With regard to the account transitions, there will have to be a distinction made between users and channels. Since certain figures have multiple YouTube channels, it wouldn't make sense for them to then have multiple Google+ profiles. Thus, the ability for a single user to have multiple channels should also be added (as well as the ability to move channels from one account to the other, as I'm sure many current YouTube producers would like to take advantage of this feature without recreating their channels).
Mobile Devices (iOS / Android)
Standardize form and function across platforms.
The iOS Google Maps app and the Android Google Maps app are two very different things indeed. The form and function of Google products as represented on mobile devices should be standardized to provide a more consistent user experience. Otherwise, implementing new features on both of them becomes harder and harder, as design work will have to be done twice to accomodate each device's unnecessarily unique user interface.
Make iOS apps universal.
Any Google app for which it makes sense should support both iPhone, iPad Mini, and iPad upon day one of release on the App Store. Don't make people download three separate apps (Google Maps, Google Maps HD, Google Maps HHD, you get the picture).
Note to Android users: A "Universal" app is an iOS app that appears on the App Store to be the same for all devices, but is tailored to run on each device. Instead of having something like "YouTube" for iPhone and "YouTube HD" for the iPad, you just have "YouTube" that adapts its appearance depending on what device you download it to.
Apps missing from mobile platforms.
- Google Reader (kill Google Currents, give us Reader)
- Google Map Maker integration with Google Maps (flip the app over?)
- Google Play (iOS)
- Google Maps (iPad)
- Google Calendar (a dedicated app would be nice on iOS)
Gmail / Email
Let users change their primary email address.
There shouldn't be any reason why users are not allowed to change the primary email address associated with their Google account. This can be a big hassle especially if they want to completely abolish their primary email address in favor of another one. Google actually lets this slide if you are upgrading to Gmail, but not so for any other email address.
Let users activate and deactivate Gmail accounts at will.
If a user deactivates their Gmail account, there is a window during which they can cancel the deactivation. Outside of that window, however, account recovery is not possible. Google should allow users to reactivate Gmail accounts that they've previously deactivated. Even if it means not getting any of their old mail back, they should at least be able to use their old Gmail address, as no one else is going to be able to use it.
Add support for S/MIME email signing and encryption.

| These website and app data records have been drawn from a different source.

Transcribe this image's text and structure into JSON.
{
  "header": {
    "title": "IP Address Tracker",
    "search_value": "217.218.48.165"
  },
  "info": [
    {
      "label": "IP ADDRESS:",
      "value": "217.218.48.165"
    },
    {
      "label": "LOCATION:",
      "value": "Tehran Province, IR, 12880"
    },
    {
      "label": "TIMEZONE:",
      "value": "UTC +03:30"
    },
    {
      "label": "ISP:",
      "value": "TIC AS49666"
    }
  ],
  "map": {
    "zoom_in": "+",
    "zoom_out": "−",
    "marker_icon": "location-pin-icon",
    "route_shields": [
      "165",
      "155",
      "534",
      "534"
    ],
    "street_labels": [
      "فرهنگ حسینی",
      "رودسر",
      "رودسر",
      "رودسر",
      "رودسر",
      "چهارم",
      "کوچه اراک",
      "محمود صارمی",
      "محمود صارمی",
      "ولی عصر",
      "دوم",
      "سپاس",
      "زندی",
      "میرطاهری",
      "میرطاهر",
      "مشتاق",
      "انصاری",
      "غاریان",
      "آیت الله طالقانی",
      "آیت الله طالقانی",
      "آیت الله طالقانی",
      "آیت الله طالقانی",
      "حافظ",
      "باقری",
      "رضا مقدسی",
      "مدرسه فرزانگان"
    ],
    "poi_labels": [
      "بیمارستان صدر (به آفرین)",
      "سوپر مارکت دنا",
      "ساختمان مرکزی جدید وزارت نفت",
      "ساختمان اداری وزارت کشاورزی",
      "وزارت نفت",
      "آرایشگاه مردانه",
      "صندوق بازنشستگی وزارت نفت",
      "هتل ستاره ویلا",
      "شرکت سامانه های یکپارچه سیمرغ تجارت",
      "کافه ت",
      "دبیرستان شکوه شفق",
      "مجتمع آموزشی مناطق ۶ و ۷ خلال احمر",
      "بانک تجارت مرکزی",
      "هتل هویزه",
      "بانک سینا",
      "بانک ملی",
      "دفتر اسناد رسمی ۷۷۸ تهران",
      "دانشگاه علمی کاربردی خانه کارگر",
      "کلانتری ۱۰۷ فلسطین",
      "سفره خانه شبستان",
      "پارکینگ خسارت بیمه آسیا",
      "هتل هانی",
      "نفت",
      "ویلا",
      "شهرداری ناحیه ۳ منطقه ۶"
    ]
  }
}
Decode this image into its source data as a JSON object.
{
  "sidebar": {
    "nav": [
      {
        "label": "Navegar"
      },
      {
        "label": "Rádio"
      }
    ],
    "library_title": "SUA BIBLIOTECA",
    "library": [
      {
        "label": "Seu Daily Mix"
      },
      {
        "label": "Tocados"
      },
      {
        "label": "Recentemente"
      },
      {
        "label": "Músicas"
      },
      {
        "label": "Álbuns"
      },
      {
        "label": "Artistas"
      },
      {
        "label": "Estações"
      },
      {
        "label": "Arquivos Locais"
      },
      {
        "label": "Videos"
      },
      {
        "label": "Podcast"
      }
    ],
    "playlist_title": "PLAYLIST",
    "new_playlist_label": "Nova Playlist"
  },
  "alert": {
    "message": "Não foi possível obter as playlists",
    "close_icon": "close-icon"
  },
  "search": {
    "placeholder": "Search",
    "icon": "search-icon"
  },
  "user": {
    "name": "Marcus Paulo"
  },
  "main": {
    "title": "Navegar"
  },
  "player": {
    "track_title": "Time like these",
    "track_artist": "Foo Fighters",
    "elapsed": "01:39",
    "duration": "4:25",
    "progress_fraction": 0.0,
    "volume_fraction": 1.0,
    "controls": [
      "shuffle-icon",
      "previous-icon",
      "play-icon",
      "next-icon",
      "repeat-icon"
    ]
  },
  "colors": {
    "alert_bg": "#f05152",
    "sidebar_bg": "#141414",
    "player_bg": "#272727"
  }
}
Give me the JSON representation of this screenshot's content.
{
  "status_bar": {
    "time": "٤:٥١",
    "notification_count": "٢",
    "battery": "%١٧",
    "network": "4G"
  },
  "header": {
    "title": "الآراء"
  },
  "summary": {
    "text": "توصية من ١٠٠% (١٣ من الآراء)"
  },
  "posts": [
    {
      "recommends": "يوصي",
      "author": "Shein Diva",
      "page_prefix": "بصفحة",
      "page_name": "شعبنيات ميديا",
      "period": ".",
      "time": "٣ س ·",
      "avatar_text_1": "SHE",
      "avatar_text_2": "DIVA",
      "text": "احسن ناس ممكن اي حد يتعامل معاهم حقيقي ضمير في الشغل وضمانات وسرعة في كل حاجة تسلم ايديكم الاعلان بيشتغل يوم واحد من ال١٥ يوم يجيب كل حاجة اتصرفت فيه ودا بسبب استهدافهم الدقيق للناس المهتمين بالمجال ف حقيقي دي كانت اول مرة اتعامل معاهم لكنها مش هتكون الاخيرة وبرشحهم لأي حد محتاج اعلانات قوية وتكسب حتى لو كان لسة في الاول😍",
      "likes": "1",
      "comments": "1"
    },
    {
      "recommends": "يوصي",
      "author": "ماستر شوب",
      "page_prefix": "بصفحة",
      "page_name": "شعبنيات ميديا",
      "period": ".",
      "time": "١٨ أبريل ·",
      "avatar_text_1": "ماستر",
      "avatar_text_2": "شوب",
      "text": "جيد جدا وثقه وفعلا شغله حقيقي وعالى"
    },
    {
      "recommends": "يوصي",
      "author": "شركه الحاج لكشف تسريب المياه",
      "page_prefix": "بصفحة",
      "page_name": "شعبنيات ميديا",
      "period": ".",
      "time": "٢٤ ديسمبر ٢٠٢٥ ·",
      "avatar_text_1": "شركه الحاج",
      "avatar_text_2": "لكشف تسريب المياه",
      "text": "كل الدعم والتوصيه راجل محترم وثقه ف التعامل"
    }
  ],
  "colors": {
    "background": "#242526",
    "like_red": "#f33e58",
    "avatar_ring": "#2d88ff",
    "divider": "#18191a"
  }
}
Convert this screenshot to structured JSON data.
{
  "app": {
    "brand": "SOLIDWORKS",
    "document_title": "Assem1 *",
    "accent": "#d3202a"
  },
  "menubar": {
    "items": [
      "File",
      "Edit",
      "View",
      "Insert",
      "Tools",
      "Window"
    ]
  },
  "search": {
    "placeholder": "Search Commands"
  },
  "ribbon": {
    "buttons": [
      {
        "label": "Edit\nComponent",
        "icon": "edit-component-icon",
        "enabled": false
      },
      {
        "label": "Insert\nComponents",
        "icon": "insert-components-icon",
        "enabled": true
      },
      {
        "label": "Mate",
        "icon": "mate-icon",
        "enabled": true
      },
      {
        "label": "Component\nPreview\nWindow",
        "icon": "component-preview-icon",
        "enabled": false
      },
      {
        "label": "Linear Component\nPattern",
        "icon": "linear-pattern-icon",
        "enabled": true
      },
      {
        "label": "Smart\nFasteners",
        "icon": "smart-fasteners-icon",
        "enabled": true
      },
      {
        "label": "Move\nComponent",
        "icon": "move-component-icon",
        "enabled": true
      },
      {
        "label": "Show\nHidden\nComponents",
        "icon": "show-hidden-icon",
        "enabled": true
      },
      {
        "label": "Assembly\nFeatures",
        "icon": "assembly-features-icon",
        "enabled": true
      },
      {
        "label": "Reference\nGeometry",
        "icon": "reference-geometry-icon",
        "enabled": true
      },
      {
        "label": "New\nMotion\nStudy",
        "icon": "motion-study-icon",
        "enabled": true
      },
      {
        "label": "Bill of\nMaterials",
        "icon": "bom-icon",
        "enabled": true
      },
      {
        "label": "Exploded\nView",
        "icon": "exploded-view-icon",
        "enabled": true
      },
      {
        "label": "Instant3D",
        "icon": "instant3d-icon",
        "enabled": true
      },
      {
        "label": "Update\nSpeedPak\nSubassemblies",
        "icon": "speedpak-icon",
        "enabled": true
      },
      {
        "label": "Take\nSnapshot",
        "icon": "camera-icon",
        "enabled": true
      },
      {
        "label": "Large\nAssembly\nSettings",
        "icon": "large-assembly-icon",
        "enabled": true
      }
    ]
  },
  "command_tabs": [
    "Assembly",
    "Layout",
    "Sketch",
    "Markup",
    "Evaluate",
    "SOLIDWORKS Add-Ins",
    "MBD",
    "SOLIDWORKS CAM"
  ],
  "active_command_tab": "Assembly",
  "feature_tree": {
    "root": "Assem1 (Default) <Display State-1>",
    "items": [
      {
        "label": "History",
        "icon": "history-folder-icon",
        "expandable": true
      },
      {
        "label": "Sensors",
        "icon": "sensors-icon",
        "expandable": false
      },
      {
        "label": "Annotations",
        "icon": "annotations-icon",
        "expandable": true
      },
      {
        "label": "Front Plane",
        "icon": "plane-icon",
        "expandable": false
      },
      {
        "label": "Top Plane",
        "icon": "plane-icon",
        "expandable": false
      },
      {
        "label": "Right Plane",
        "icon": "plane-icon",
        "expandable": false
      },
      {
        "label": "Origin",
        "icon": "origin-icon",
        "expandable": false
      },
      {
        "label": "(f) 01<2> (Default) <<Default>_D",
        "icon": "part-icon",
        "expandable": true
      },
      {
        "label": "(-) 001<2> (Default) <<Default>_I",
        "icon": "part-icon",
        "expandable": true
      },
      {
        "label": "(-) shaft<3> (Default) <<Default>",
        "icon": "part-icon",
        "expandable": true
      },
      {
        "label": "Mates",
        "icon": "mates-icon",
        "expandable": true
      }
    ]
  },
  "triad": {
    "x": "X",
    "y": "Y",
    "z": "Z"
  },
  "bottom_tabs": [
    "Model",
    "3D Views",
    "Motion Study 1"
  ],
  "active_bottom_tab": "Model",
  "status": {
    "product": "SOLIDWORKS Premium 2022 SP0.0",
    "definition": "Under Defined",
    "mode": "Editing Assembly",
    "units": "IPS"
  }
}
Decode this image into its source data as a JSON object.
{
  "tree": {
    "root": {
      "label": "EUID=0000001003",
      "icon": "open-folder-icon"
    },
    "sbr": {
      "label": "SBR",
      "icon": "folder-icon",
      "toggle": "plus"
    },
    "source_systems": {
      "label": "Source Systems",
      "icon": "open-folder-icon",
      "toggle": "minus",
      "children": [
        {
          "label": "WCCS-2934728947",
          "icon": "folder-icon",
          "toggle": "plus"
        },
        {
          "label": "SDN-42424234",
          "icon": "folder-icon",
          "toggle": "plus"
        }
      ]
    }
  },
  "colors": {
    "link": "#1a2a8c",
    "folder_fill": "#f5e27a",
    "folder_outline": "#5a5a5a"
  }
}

It seems like while most desktop mail clients offer this, most web email clients do not, including Gmail. I would like to be able to import my certificates into Gmail and sign and encrypt my emails from the web app, as opposed to having to go through a desktop mail client. Currently, the Gmail web app treats encrypted message contents and signing certificates as attachments.
Add support for IMAP to Mail Fetcher.
Currently, only POP3 email accounts can be checked with Gmail's Mail Fetcher. It would be great to see some support for checking additional IMAP email accounts without having to setup forwarding on their end.